Are you ready for EPA’s 2016 Chemical Data Reporting?
The Toxic Substances Control Act (TSCA) requires companies in the U.S., both manufacturers and importers, under the Chemical Data Reporting (CDR) Rule to provide the United States Environmental Protection Agency (EPA) with information about the chemicals that they manufacture or import.
While most people focus on the chemical industry for the CDR Rule, it applies more broadly to:
- Chemical manufacturers and importers (NAICS codes 325 and 324110).
- Companies who may manufacture a chemical substance as a byproduct (NAICS codes 22, 322, 331, and 3344; e.g., utilities, paper manufacturing, primary metal manufacturing, and semiconductor and other electronic component manufacturing)
This information is used by the EPA to determine if there are human health and/or environmental effects from the use of these chemicals and to protect the public from potential chemical risks. Information collected includes:
- Production volumes for calendar years 2012, 2013, 2014, and 2015
- Manufacturing, processing, and use information for 2015
- Information on manufacture/import
- Industrial processing & use
- Consumer use
- Basic exposure-related information on the types, quantities, and uses of chemicals
All non-confidential information received by the EPA under this rule is available to the general public.
Companies are required to provide this information every 4 years for the following types of chemicals currently listed on the TSCA Chemical Substance Inventory (TSCA Inventory):
- Chemicals with production volumes of 25,000 pounds or greater at a single site for any calendar year in the 2012-2015 time period
- Chemical substances subject to certain TSCA actions with production volumes of 2,500 pounds or greater at a single site
2016 CDR submissions have to be made between June 1, 2016 and September 30, 2016.
Enforcement and Penalties
EPA actively enforces the CDR Rule. Violations can lead to civil or criminal penalties of up to $37,500 per violation per day; often several years after the reporting period.
In July 2012, the US Environmental Protection Agency (EPA) took enforcement action against three companies as a result of untimely, inaccurate or incomplete submissions in the 2006 reporting year. Penalties ranged from $55,000 to greater than $200,000.
In January 2013, the EPA reached a settlement with a global chemical company for violations of TSCA’s Inventory Update Rule (IUR), now referred to as CDR. The penalties were in excess of $500,000.
What steps can companies take to minimize risk in 2016?

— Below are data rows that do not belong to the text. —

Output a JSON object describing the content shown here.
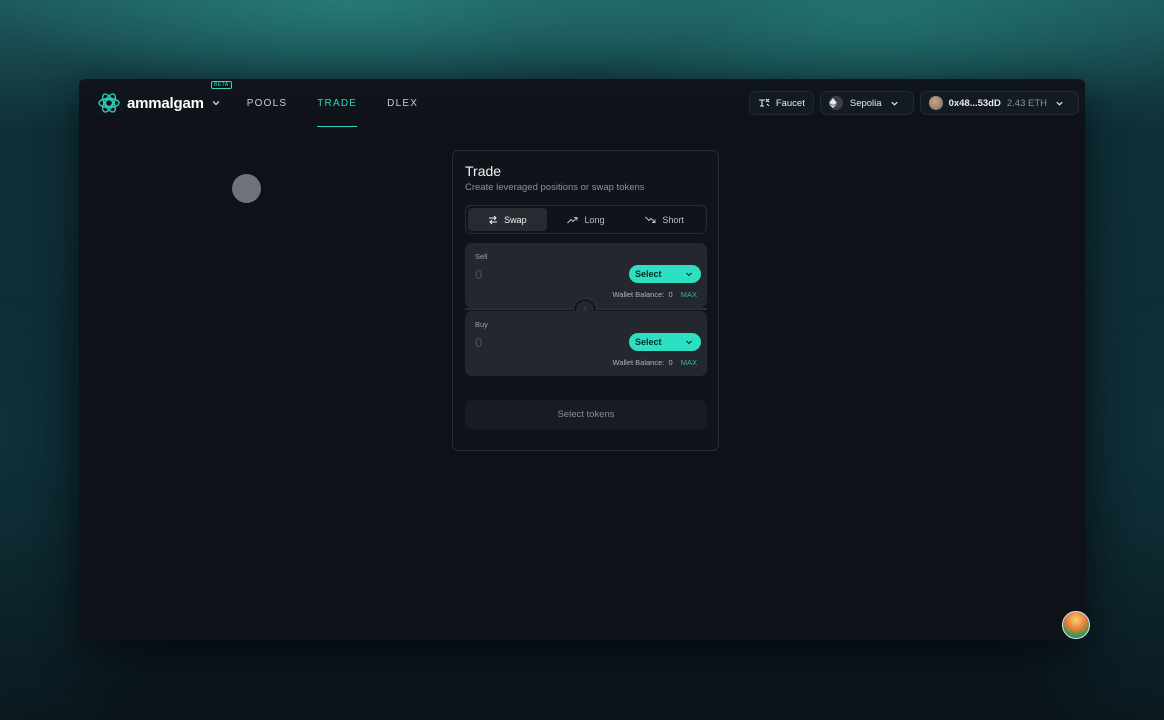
{
  "brand": {
    "name": "ammalgam",
    "badge": "BETA"
  },
  "nav": [
    {
      "label": "POOLS",
      "active": false
    },
    {
      "label": "TRADE",
      "active": true
    },
    {
      "label": "DLEX",
      "active": false
    }
  ],
  "header_actions": {
    "faucet": "Faucet",
    "network": "Sepolia",
    "wallet_address": "0x48...53dD",
    "wallet_balance": "2.43 ETH"
  },
  "trade": {
    "title": "Trade",
    "subtitle": "Create leveraged positions or swap tokens",
    "tabs": [
      {
        "label": "Swap",
        "active": true
      },
      {
        "label": "Long",
        "active": false
      },
      {
        "label": "Short",
        "active": false
      }
    ],
    "sell": {
      "label": "Sell",
      "placeholder": "0",
      "select_label": "Select",
      "balance_label": "Wallet Balance:",
      "balance_value": "0",
      "max_label": "MAX"
    },
    "buy": {
      "label": "Buy",
      "placeholder": "0",
      "select_label": "Select",
      "balance_label": "Wallet Balance:",
      "balance_value": "0",
      "max_label": "MAX"
    },
    "submit_label": "Select tokens"
  },
  "colors": {
    "accent": "#35d3bd",
    "select_button": "#2de0c3",
    "background": "#0e1117"
  }
}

- Ensure quality of data. Delayed or inaccurate submissions can potentially result in significant penalties.
- Maintain documentation for the required five years and beyond. This documentation may be necessary to respond to EPA inquiries, which are likely to occur years after reporting.
- Maintain an informed team to facilitate responding to EPA inquiries and minimize business disruption.
- Get started early. It takes time to obtain quality data, create clear and accessible documentation and build an informed team.
1. Organize your teams
As a manufacturer/importer of chemicals, you will have to review all of your processes to identify chemicals eligible for reporting. You will have to engage colleagues from multiple departments in this process – legal, manufacturing, procurement environment, health, & safety, etc., while making sure that everyone is up to speed with the reporting requirements and aligned on the deliverables and timelines.
2. Identify chemicals
You will have to start identifying chemicals that you manufacture or import that meet the 2016 reporting thresholds. See table below.
3. Start data collection
You will have to collect and assemble information from your facilities as well as your suppliers – both of which could end up being a time-consuming and resource intensive process. So if you have not started collecting this data already, you will need to start right away. You may have to educate your suppliers on the reporting requirements as well.
Companies are using many different methods to gather their compliance data from their suppliers. Most frequently it is via Excel or an online survey but both of these methods have significant failings.
To significantly reduce the time and associated costs, evaluate data collection software tools that will enable you to get a jumpstart on your reporting process.
About the writers
Ashish P. Deshmukh, Principal Consultant, Environmental Resources Management (ERM)
Ashish has over 20 years of experience in the environmental and chemical sciences, with particular emphasis on product safety and regulatory compliance. Specific areas of expertise include providing regulatory support for specialty chemicals, novel polymers, and advanced materials; evaluating the safety of products for food contact use; and characterizing substances using advanced analytical techniques. Specialized experience includes conducting product regulatory compliance audits under EPA’s Audit Policy and evaluating product regulatory compliance as part of M&A-related due diligence activities.
Ashish has a PhD in Environmental Chemistry and an MBA from the Ohio State University. He was a post-doctoral scholar at Princeton University.